Records drawn from a dataset:
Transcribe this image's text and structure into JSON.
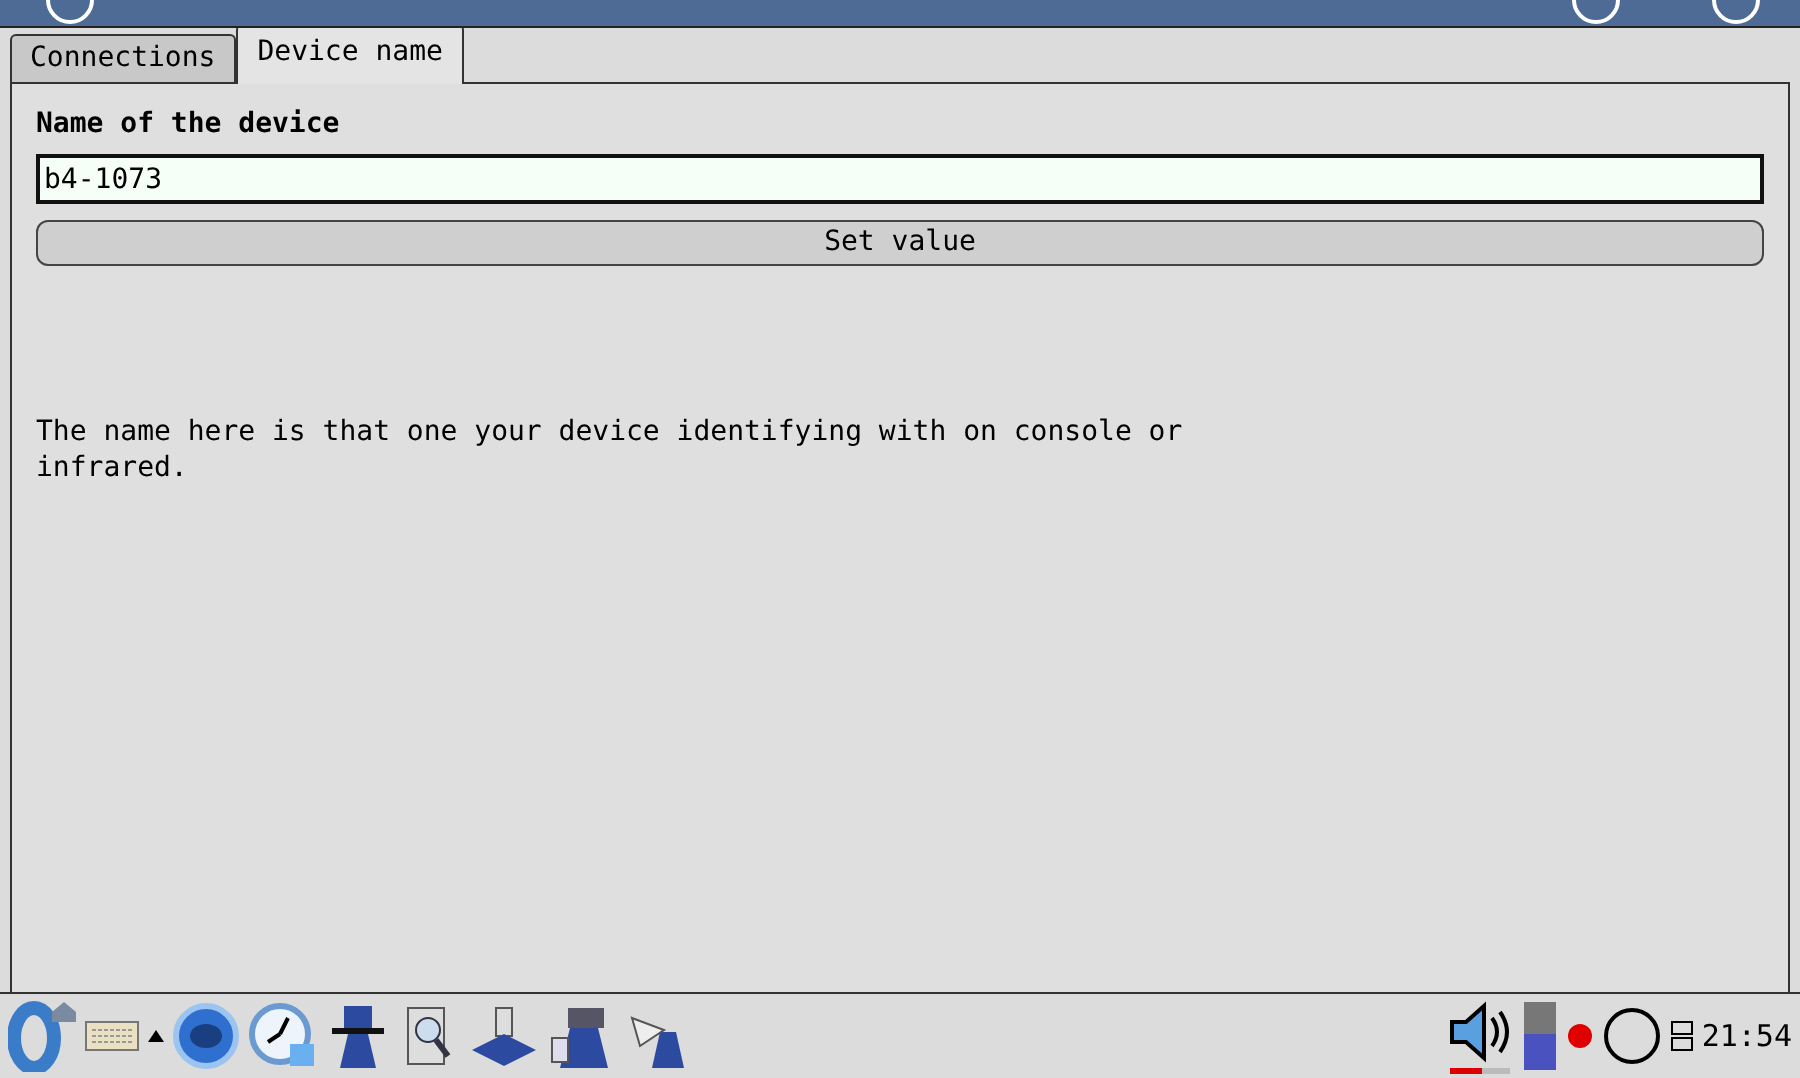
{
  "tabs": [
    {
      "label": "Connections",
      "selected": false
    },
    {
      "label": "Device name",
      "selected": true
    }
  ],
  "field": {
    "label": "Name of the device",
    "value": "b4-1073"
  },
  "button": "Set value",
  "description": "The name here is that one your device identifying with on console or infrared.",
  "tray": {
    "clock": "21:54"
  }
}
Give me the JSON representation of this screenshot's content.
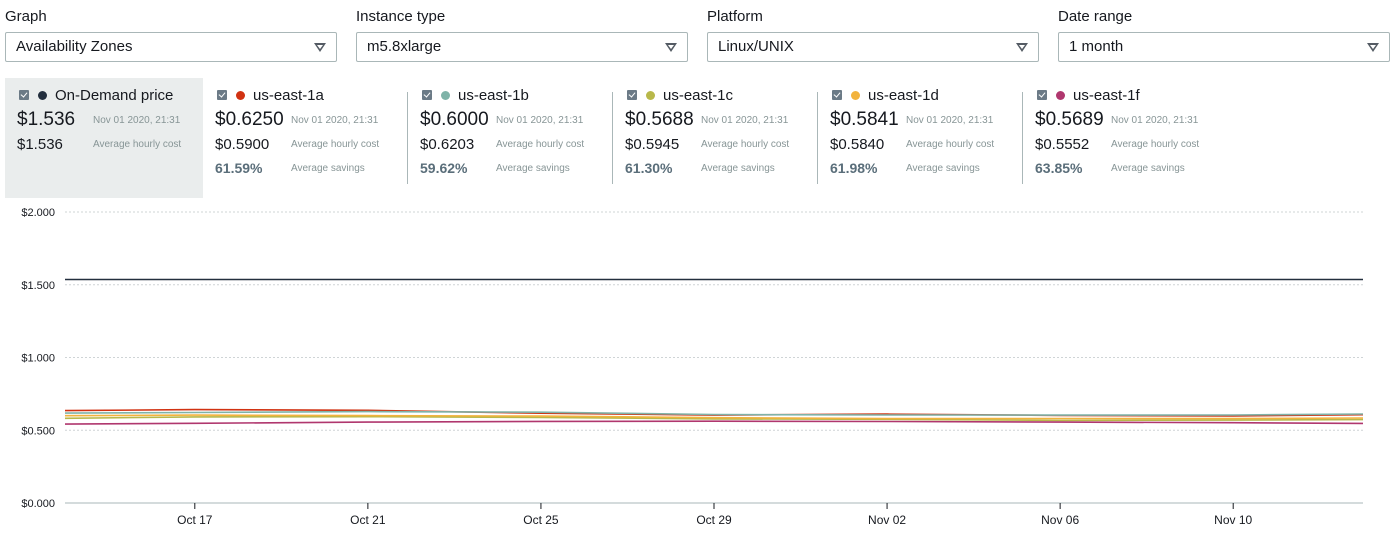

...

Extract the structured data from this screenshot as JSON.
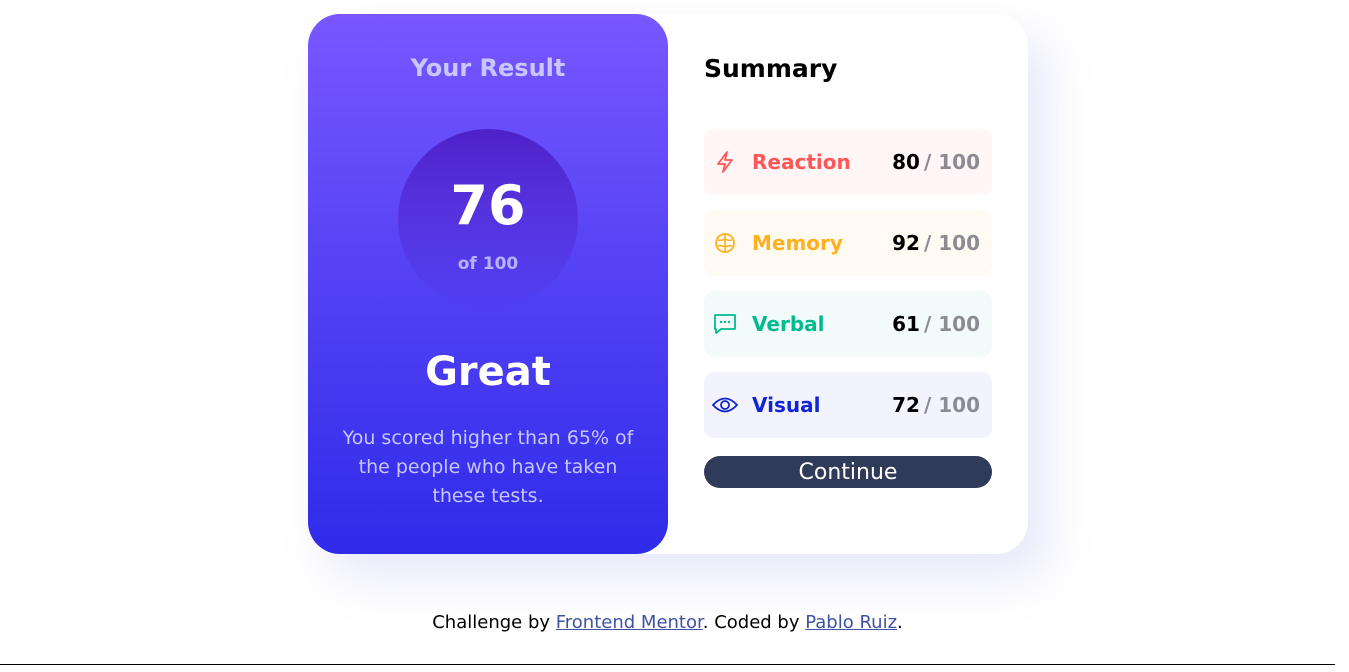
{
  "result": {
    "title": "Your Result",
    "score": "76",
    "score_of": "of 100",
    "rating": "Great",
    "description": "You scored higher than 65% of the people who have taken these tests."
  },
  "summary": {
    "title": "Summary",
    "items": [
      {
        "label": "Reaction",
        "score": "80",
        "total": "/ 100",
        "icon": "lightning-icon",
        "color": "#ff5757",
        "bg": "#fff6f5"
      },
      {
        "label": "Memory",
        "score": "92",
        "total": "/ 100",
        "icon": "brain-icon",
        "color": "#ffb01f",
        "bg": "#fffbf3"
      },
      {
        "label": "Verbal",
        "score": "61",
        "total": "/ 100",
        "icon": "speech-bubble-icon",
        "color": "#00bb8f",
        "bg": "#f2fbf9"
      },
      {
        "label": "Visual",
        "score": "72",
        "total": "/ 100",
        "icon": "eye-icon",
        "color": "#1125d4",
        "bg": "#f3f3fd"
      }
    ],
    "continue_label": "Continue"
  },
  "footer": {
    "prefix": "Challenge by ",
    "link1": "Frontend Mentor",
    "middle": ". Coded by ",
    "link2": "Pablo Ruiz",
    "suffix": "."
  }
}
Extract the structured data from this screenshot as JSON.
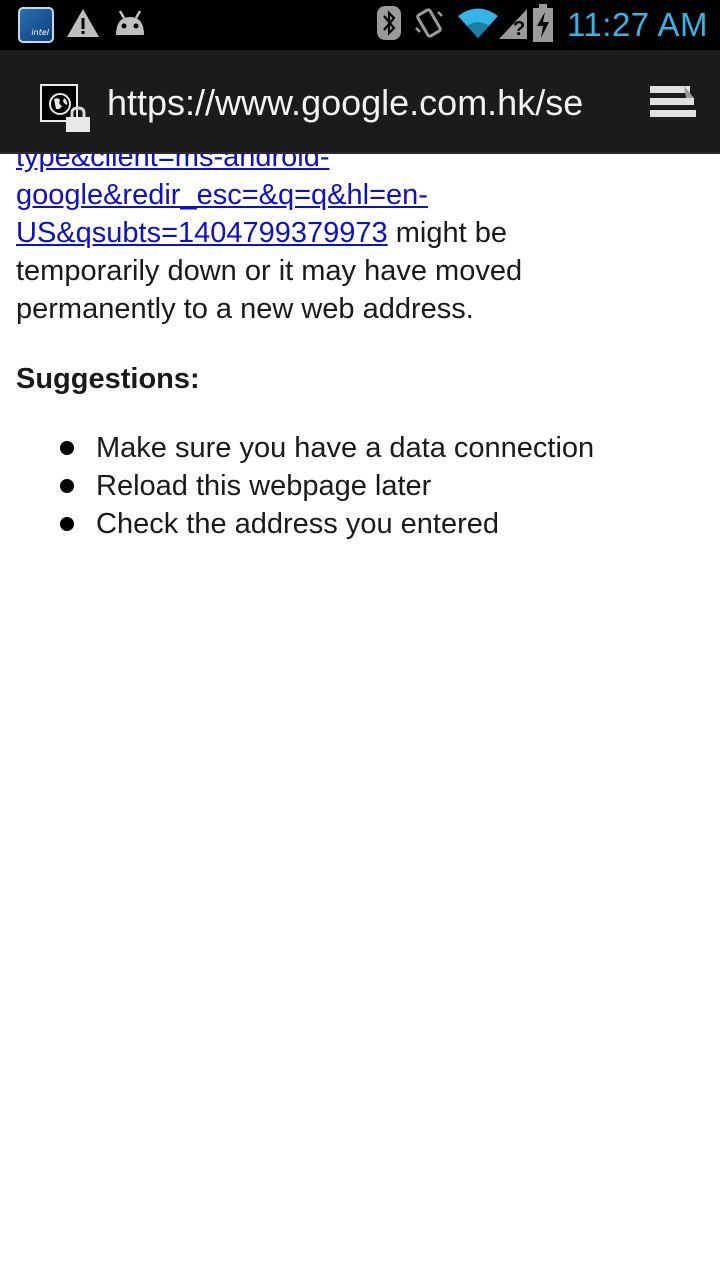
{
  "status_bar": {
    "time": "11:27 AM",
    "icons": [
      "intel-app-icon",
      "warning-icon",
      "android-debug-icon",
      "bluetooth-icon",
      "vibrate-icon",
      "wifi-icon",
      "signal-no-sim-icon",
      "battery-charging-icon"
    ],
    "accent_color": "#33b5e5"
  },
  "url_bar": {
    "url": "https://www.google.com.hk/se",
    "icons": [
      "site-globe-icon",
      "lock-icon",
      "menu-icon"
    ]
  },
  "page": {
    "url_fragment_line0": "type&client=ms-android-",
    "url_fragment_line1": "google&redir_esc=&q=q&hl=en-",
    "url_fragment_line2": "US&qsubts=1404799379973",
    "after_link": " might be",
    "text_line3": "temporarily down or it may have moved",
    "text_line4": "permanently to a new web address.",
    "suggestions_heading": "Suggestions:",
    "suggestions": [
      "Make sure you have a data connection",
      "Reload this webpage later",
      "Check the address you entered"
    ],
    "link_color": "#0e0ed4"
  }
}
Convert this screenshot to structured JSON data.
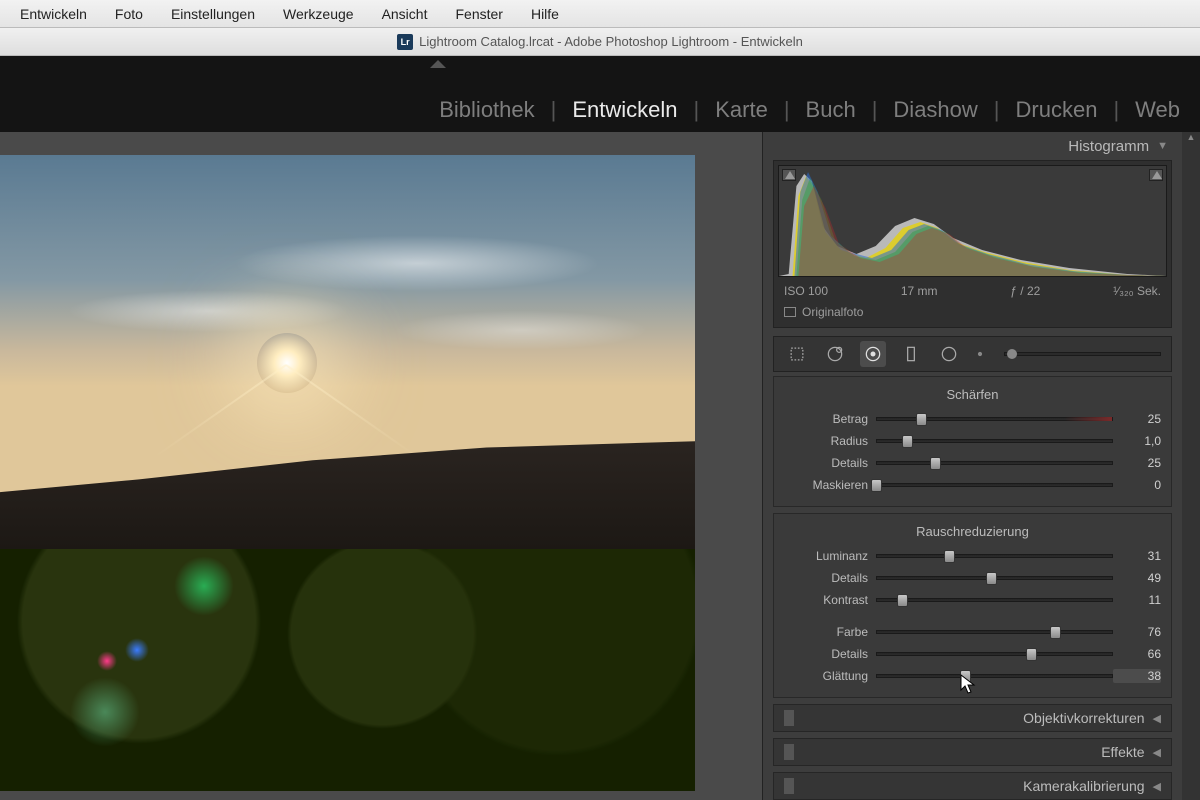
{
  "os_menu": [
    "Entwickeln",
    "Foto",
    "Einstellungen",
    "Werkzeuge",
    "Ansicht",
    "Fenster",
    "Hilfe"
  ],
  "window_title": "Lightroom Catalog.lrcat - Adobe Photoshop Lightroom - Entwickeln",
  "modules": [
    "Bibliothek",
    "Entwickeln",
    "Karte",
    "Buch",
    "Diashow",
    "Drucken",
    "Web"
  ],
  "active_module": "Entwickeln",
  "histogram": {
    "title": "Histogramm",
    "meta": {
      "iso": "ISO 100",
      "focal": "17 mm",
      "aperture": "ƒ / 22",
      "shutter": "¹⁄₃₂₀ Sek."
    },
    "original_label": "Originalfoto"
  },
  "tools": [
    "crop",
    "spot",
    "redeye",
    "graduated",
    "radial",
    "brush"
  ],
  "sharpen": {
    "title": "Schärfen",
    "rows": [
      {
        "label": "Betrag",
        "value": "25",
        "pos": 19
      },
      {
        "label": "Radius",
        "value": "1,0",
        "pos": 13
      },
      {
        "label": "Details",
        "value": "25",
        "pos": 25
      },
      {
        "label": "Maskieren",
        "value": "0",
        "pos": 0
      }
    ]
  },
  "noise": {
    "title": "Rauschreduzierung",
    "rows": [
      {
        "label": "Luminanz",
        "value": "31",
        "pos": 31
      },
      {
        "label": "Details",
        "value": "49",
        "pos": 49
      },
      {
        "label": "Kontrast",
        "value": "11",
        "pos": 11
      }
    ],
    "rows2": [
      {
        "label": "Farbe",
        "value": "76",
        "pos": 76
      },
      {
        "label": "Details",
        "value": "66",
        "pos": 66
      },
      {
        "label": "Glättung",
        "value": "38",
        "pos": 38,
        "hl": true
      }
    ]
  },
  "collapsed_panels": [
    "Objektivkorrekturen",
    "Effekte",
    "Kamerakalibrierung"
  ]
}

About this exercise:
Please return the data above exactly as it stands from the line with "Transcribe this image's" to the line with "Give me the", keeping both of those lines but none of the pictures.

Response box:
Transcribe this image's text and structure into JSON.
{
  "tabs": [
    {
      "label": "Connections",
      "selected": false
    },
    {
      "label": "Device name",
      "selected": true
    }
  ],
  "field": {
    "label": "Name of the device",
    "value": "b4-1073"
  },
  "button": "Set value",
  "description": "The name here is that one your device identifying with on console or infrared.",
  "tray": {
    "clock": "21:54"
  }
}
Give me the JSON representation of this screenshot's content.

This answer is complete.